▸ Data extract
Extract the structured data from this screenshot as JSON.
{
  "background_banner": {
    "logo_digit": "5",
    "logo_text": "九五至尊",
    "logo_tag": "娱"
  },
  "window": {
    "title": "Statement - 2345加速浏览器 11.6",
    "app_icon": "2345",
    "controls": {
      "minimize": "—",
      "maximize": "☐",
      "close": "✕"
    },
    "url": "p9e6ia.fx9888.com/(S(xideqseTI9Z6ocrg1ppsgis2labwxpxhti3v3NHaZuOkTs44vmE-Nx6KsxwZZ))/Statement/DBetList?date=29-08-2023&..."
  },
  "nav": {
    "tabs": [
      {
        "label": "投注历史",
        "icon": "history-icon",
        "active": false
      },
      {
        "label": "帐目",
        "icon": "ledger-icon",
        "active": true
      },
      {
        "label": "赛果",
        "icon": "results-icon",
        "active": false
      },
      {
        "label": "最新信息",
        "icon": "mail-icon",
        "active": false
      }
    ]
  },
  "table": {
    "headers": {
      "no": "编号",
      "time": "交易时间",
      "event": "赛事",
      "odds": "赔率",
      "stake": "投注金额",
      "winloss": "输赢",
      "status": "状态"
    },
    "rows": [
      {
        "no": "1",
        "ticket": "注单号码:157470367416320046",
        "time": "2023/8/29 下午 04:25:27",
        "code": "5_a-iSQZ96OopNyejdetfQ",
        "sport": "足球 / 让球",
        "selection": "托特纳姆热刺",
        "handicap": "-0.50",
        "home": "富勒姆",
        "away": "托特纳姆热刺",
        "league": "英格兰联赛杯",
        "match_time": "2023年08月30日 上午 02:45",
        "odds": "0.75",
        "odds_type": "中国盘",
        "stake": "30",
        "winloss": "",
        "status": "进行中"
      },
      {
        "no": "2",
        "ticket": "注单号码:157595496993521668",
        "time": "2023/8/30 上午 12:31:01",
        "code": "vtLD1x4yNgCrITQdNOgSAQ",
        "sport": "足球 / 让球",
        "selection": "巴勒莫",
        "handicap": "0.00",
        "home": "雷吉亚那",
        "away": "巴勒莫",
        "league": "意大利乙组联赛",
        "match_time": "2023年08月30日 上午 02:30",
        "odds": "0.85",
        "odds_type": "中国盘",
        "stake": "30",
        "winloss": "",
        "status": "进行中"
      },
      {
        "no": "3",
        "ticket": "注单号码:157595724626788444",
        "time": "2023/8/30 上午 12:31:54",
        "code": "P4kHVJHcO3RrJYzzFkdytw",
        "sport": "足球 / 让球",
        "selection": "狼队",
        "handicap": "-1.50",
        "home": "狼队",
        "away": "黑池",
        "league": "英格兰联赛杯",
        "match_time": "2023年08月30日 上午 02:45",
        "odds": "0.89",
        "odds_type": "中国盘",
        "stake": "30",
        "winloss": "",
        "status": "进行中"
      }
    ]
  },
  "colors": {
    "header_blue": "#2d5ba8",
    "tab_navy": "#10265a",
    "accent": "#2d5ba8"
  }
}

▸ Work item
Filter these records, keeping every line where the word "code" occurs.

▸ Task result
        "code": "5_a-iSQZ96OopNyejdetfQ",
        "code": "vtLD1x4yNgCrITQdNOgSAQ",
        "code": "P4kHVJHcO3RrJYzzFkdytw",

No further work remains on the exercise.